→ **Aim of the exercise**: If a line appears in the data below, it must appear in your answer exactly as given.

(Stored data)

::::::::

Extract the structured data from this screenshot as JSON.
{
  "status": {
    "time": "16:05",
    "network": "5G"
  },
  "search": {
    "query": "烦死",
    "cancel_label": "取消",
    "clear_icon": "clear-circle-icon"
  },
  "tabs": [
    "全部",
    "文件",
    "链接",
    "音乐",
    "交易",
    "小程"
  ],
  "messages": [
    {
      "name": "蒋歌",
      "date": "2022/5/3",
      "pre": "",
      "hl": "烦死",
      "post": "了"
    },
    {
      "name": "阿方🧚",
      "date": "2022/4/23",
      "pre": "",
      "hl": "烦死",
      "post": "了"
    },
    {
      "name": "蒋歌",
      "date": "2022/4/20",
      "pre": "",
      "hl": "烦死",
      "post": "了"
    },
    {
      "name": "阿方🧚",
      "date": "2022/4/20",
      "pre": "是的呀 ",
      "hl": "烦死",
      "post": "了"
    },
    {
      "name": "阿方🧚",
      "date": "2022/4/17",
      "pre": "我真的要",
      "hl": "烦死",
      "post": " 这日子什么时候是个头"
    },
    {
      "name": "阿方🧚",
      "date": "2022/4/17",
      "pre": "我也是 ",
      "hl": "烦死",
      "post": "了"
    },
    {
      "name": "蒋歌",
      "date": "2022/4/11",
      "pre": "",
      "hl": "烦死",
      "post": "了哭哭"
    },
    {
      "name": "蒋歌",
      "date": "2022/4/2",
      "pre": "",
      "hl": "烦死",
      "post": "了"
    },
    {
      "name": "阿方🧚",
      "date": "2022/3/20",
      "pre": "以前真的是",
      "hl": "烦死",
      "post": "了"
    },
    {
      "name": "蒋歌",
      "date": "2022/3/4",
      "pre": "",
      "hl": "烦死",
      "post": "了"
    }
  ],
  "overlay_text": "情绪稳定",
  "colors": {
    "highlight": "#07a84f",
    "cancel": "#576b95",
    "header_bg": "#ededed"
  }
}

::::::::

→ **Answer space**:
Extract the structured data from this screenshot as JSON.
{
  "status": {
    "time": "16:05",
    "network": "5G"
  },
  "search": {
    "query": "烦死",
    "cancel_label": "取消",
    "clear_icon": "clear-circle-icon"
  },
  "tabs": [
    "全部",
    "文件",
    "链接",
    "音乐",
    "交易",
    "小程"
  ],
  "messages": [
    {
      "name": "蒋歌",
      "date": "2022/5/3",
      "pre": "",
      "hl": "烦死",
      "post": "了"
    },
    {
      "name": "阿方🧚",
      "date": "2022/4/23",
      "pre": "",
      "hl": "烦死",
      "post": "了"
    },
    {
      "name": "蒋歌",
      "date": "2022/4/20",
      "pre": "",
      "hl": "烦死",
      "post": "了"
    },
    {
      "name": "阿方🧚",
      "date": "2022/4/20",
      "pre": "是的呀 ",
      "hl": "烦死",
      "post": "了"
    },
    {
      "name": "阿方🧚",
      "date": "2022/4/17",
      "pre": "我真的要",
      "hl": "烦死",
      "post": " 这日子什么时候是个头"
    },
    {
      "name": "阿方🧚",
      "date": "2022/4/17",
      "pre": "我也是 ",
      "hl": "烦死",
      "post": "了"
    },
    {
      "name": "蒋歌",
      "date": "2022/4/11",
      "pre": "",
      "hl": "烦死",
      "post": "了哭哭"
    },
    {
      "name": "蒋歌",
      "date": "2022/4/2",
      "pre": "",
      "hl": "烦死",
      "post": "了"
    },
    {
      "name": "阿方🧚",
      "date": "2022/3/20",
      "pre": "以前真的是",
      "hl": "烦死",
      "post": "了"
    },
    {
      "name": "蒋歌",
      "date": "2022/3/4",
      "pre": "",
      "hl": "烦死",
      "post": "了"
    }
  ],
  "overlay_text": "情绪稳定",
  "colors": {
    "highlight": "#07a84f",
    "cancel": "#576b95",
    "header_bg": "#ededed"
  }
}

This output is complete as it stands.